Buy the tools of the trade: pens, pencils, erasers, Bristol board, correction fluid, a light box, markers, watercolor paint, brushes, shading screens, a drawing desk, a scanner, and graphics software like Photoshop. Not all artists use all tools; more modern comic strip artists using computers don't usually use shading screens or paint for shading, for instance.
Keep a file full of magazine clippings and photos of people, places, animals and items that you may need as a reference if you need to draw them.
Doodle in order to develop a drawing style that suits you; the more unique, the better.
Practice drawing cartoon lettering by studying other comic strips.
Use your imagination to create characters and settings that are unique and will make your strip stand out from the pack. Draw from real life, but put your own twist on what you observe.
Focus on writing. Even if the strip looks great, no one will care if it's not funny. Successful strips like Dilbert don't feature great drawing but rather focus on strong writing and unique characters.

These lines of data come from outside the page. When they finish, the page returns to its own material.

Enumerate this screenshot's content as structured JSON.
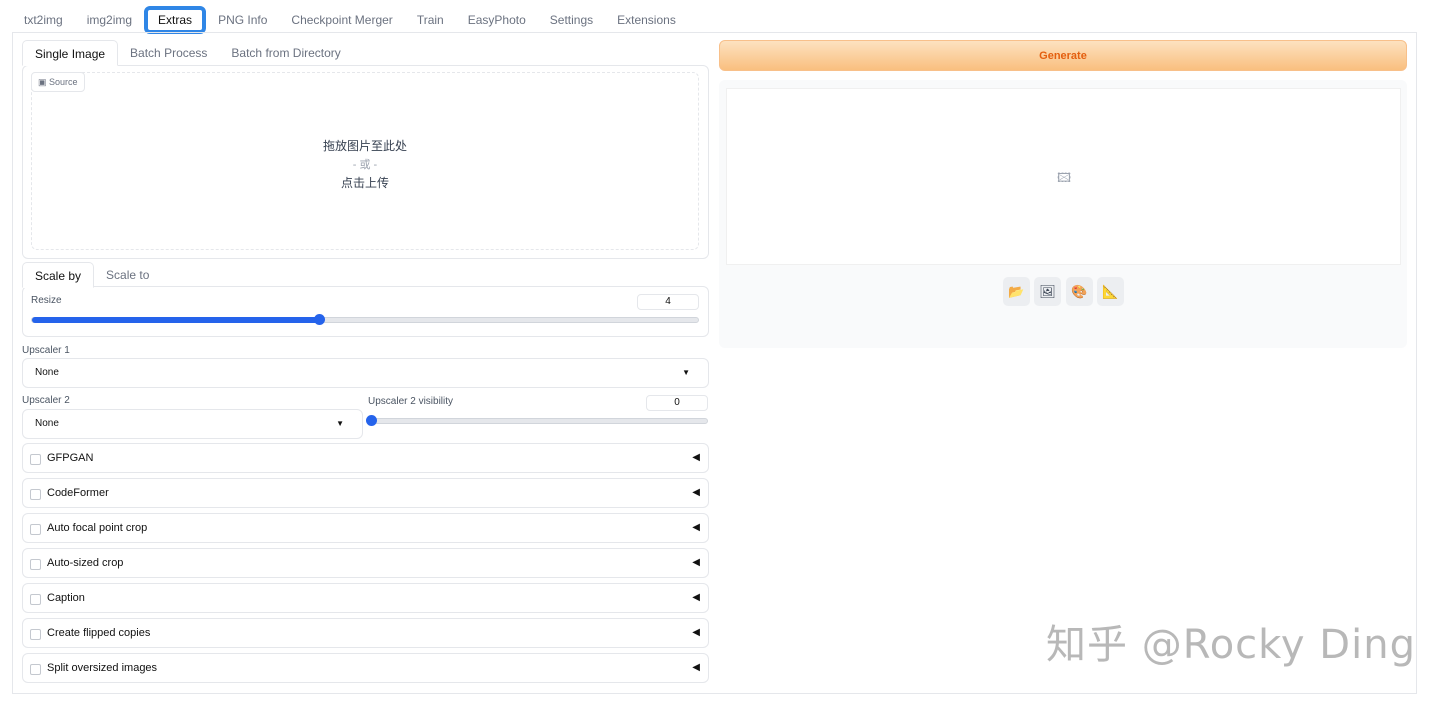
{
  "top_tabs": [
    "txt2img",
    "img2img",
    "Extras",
    "PNG Info",
    "Checkpoint Merger",
    "Train",
    "EasyPhoto",
    "Settings",
    "Extensions"
  ],
  "sub_tabs": [
    "Single Image",
    "Batch Process",
    "Batch from Directory"
  ],
  "source": {
    "badge": "Source",
    "drop_line1": "拖放图片至此处",
    "drop_line2": "- 或 -",
    "drop_line3": "点击上传"
  },
  "scale_tabs": [
    "Scale by",
    "Scale to"
  ],
  "resize": {
    "label": "Resize",
    "value": "4",
    "fraction": 0.43
  },
  "upscaler1": {
    "label": "Upscaler 1",
    "value": "None"
  },
  "upscaler2": {
    "label": "Upscaler 2",
    "value": "None"
  },
  "upscaler2_visibility": {
    "label": "Upscaler 2 visibility",
    "value": "0",
    "fraction": 0
  },
  "accordions": [
    "GFPGAN",
    "CodeFormer",
    "Auto focal point crop",
    "Auto-sized crop",
    "Caption",
    "Create flipped copies",
    "Split oversized images"
  ],
  "generate_label": "Generate",
  "output_tools": [
    "folder-icon",
    "image-icon",
    "palette-icon",
    "triangle-ruler-icon"
  ],
  "watermark": "知乎 @Rocky Ding"
}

Think big. Generate a ton of ideas for story lines even before you begin drawing, because a daily strip requires over 300 gags a year.

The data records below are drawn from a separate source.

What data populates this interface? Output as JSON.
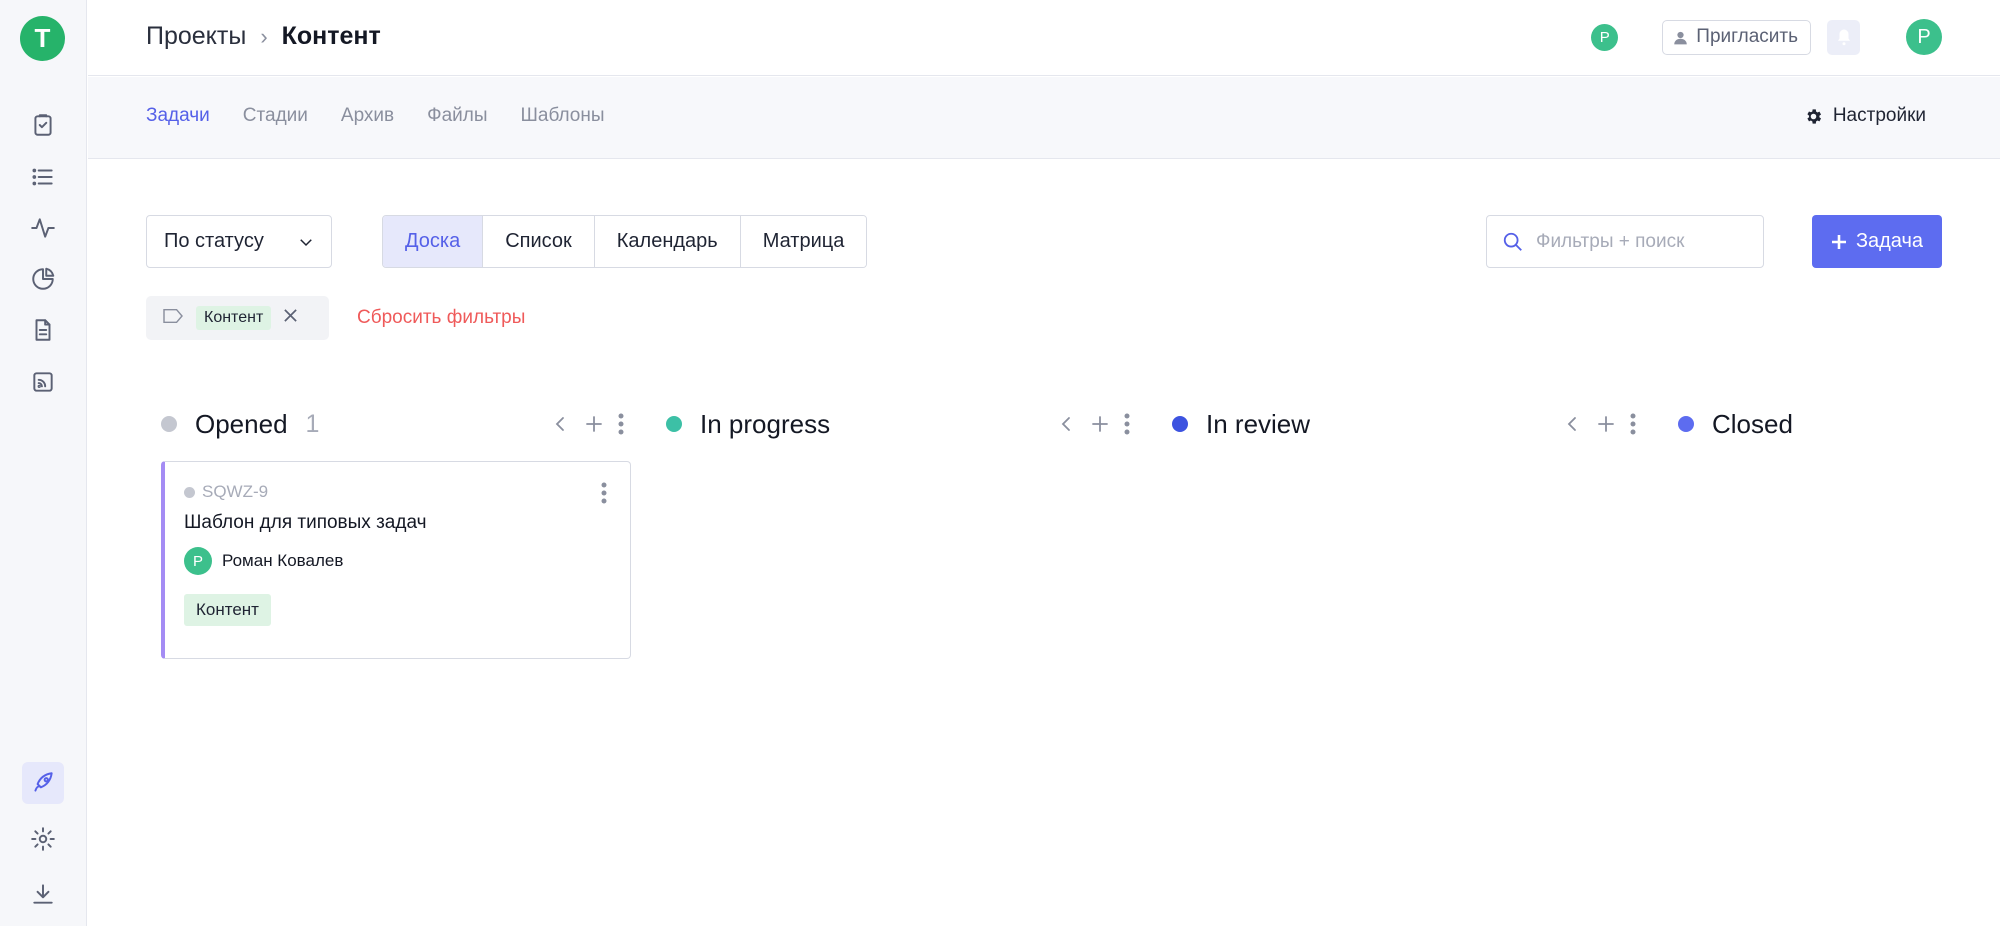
{
  "workspace": {
    "initial": "T"
  },
  "breadcrumb": {
    "parent": "Проекты",
    "separator": "›",
    "current": "Контент"
  },
  "header": {
    "member_initial": "Р",
    "invite_label": "Пригласить",
    "user_initial": "Р"
  },
  "subnav": {
    "tabs": [
      {
        "label": "Задачи",
        "active": true
      },
      {
        "label": "Стадии"
      },
      {
        "label": "Архив"
      },
      {
        "label": "Файлы"
      },
      {
        "label": "Шаблоны"
      }
    ],
    "settings_label": "Настройки"
  },
  "toolbar": {
    "group_by": "По статусу",
    "views": [
      {
        "label": "Доска",
        "active": true
      },
      {
        "label": "Список"
      },
      {
        "label": "Календарь"
      },
      {
        "label": "Матрица"
      }
    ],
    "search_placeholder": "Фильтры + поиск",
    "add_task_label": "Задача"
  },
  "filters": {
    "active_tag": "Контент",
    "reset_label": "Сбросить фильтры"
  },
  "columns": [
    {
      "title": "Opened",
      "count": "1",
      "color": "#c4c7d0"
    },
    {
      "title": "In progress",
      "count": "",
      "color": "#3cc0a6"
    },
    {
      "title": "In review",
      "count": "",
      "color": "#3d53e0"
    },
    {
      "title": "Closed",
      "count": "",
      "color": "#5d6cf0"
    }
  ],
  "card": {
    "key": "SQWZ-9",
    "title": "Шаблон для типовых задач",
    "assignee_initial": "Р",
    "assignee_name": "Роман Ковалев",
    "tag": "Контент",
    "accent_color": "#a48cf4"
  },
  "colors": {
    "accent": "#5d6cf0",
    "brand": "#26b36a",
    "danger": "#ef5a5a"
  }
}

Carry a pen and paper with you at all times to jot down ideas that strike you as funny.
Experiment with different types of pens to find the thickness of stroke that works best for your drawings.
Set aside time to write and draw every day. It's the best way to hone your skills.
If you plan on presenting your comic strip on the Internet, create three of four weeks' worth of strips before you start publishing them so that you create a buffer in case you aren't able to draw a strip on some days. If you are planning on submitting your strip to a syndicate for publication in a newspaper, make sure your product is polished, and write to the syndicate to get guidelines for submissions.